  • Long Term Statistics on AAPL
      Introductory Remarks by PT Below we present a recent article by the Mole discussing a number of technical statistics on the behavior of AAPL over time. Since the company has the largest market cap in the US stock market (~ USD 850 billion – a valuation that exceeds that of entire industries), it is the biggest component of capitalization-weighted big cap indexes and the ETFs based on them. It is also a component of the price-weighted DJIA. It is fair to say that the performance of...
  • Tragedy of the Speculations
      The Instability Problem Bitcoin is often promoted as the antidote to the madness of fiat irredeemable currencies. It is also promoted as their replacement. Bitcoin is promoted not only as money, but the future money, and our monetary future. In fact, it is not.   A tragedy... get the hankies out! :) [PT]   Why not? To answer, let us start with a look at the incentives offered by bitcoin. We saw a comment this week, which is apropos:   "Crypto is so...
  • To Hell In A Bucket
      No-one Cares... “No one really cares about the U.S. federal debt,” remarked a colleague and Economic Prism reader earlier in the week.  “You keep writing about it as if anyone gives a lick.” We could tell he was just warming up.  So, we settled back into our chair and made ourselves comfortable.   The federal debtberg, which no-one cares about (yet). We have added the most recent bar manually, as the charts published by the Fed will only be updated at the end of the...
  • Despite 24/7 Trading: Bitcoin Investors are Taking off for the Weekend on Friday Already
      Crypto-Statistics In the last issue of Seasonal Insights I have discussed how the S&P 500 Index performs on individual days of the week. In this issue I will show an analysis of the average cumulative annual returns of bitcoin on individual days of the week.   Bitcoin, daily. While this is beside the point, we note the crypto-currency (and other “alt coins” as well) has minor performance issues lately. The white line indicates important lateral support, but this looks to...
  • Precious Metals Supply and Demand
      Fundamental Developments There were big moves in the metals markets this week. The price of gold was up an additional $21 and that of silver $0.30. Will the dollar fall further?As always, we are interested in the fundamentals of supply and demand as measured by the basis. But first, here are the charts of the prices of gold and silver, and the gold-silver ratio.   Gold and silver prices in USD terms (as of last week Friday) - click to enlarge.   Next, this is a...
  • Janet Yellen's 78-Month Plan for the National Monetary Policy of the United States
      Past the Point of No Return Adventures in depravity are nearly always confronted with the unpleasant reality that stopping the degeneracy is much more difficult than starting it.  This realization, and the unsettling feeling that comes with it, usually surfaces just after passing the point of no return.  That's when the cucumber has pickled over and the prospect of turning back is no longer an option.   Depravity and bedlam through the ages. The blue barge of perdition in the...
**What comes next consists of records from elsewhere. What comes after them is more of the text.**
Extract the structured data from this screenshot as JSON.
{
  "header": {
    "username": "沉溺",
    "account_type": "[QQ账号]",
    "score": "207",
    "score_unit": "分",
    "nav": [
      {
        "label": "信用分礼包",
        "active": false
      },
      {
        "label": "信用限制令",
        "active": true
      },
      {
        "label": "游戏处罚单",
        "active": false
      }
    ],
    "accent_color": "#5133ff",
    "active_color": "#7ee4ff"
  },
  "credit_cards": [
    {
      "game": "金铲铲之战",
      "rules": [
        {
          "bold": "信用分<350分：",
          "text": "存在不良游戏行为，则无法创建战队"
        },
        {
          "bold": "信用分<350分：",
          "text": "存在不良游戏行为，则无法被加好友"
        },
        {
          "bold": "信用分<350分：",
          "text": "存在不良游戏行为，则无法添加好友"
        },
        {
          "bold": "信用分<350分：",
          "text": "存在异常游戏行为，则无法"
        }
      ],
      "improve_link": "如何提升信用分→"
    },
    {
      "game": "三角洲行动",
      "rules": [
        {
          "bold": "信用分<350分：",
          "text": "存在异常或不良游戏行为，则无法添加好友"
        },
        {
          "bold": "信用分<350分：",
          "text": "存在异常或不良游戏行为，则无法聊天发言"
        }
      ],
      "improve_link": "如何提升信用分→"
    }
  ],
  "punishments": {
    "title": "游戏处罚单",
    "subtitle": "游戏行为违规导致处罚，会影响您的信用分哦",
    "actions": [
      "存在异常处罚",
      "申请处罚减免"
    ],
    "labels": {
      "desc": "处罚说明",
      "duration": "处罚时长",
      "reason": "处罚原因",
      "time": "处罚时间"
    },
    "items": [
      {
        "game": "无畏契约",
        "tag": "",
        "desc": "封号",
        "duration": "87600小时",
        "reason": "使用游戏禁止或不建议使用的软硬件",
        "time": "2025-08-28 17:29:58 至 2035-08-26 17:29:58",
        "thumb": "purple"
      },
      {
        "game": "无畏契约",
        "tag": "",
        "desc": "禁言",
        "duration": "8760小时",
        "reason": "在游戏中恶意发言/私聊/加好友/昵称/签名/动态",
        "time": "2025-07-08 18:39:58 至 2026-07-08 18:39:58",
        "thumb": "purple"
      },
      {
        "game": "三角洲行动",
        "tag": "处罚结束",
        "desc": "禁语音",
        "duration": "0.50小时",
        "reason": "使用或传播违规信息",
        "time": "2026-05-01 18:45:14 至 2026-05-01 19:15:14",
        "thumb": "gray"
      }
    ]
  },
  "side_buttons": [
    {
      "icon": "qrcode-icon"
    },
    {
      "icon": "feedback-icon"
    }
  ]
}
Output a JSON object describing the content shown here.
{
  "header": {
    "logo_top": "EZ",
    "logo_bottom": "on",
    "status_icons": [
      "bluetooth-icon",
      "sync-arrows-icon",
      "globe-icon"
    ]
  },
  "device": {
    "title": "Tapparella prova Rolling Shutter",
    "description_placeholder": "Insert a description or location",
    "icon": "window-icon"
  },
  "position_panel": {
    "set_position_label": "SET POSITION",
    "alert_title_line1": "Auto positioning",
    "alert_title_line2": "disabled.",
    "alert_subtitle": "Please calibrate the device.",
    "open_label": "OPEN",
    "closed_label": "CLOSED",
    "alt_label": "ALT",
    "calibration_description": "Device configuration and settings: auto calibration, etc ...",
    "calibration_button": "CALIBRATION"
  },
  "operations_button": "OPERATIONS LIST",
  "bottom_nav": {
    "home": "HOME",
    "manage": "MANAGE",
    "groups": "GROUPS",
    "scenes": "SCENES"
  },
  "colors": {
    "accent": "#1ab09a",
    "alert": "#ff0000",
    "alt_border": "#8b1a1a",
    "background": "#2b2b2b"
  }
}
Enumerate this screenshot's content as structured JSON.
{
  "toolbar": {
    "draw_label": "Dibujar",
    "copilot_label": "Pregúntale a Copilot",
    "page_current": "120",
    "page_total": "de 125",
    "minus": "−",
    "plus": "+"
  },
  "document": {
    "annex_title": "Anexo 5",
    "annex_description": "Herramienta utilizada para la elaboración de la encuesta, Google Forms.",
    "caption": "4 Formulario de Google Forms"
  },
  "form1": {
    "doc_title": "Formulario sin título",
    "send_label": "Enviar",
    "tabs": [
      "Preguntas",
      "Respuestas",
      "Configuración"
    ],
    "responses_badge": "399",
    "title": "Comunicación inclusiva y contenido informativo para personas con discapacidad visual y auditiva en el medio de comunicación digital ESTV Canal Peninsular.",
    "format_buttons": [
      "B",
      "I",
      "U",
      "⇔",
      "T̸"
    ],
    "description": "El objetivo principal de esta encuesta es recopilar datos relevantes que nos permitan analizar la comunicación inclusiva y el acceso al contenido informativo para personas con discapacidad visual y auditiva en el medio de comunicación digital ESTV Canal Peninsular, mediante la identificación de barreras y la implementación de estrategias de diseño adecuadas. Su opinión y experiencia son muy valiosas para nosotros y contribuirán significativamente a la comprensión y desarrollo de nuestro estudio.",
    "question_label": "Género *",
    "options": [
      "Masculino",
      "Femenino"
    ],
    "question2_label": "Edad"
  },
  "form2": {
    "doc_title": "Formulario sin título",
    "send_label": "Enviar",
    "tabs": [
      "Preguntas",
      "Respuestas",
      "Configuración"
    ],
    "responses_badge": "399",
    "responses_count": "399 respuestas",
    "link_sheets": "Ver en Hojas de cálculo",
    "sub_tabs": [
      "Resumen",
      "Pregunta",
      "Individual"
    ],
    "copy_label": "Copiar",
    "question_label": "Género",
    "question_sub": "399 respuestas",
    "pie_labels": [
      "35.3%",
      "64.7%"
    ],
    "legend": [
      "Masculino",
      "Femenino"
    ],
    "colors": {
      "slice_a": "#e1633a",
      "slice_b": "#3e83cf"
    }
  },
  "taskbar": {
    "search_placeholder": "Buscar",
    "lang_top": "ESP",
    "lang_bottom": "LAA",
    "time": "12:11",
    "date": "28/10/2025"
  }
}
Support Acting Man

j9TJzzN

Austrian Theory and Investment

Archive

350x200

THE GOLD CARTEL: Government Intervention on Gold, the Mega Bubble in Paper and What This Means for Your Future

Realtime Charts

 

Gold in USD:

[Most Recent Quotes from www.kitco.com]

 


 

Gold in EUR:

[Most Recent Quotes from www.kitco.com]

 


 

Silver in USD:

[Most Recent Quotes from www.kitco.com]

 


 

Platinum in USD:

[Most Recent Quotes from www.kitco.com]

 


 

USD - Index:

[Most Recent USD from www.kitco.com]

 

 
Buy Silver Now!
 
Buy Gold Now!
 

Oilprice.com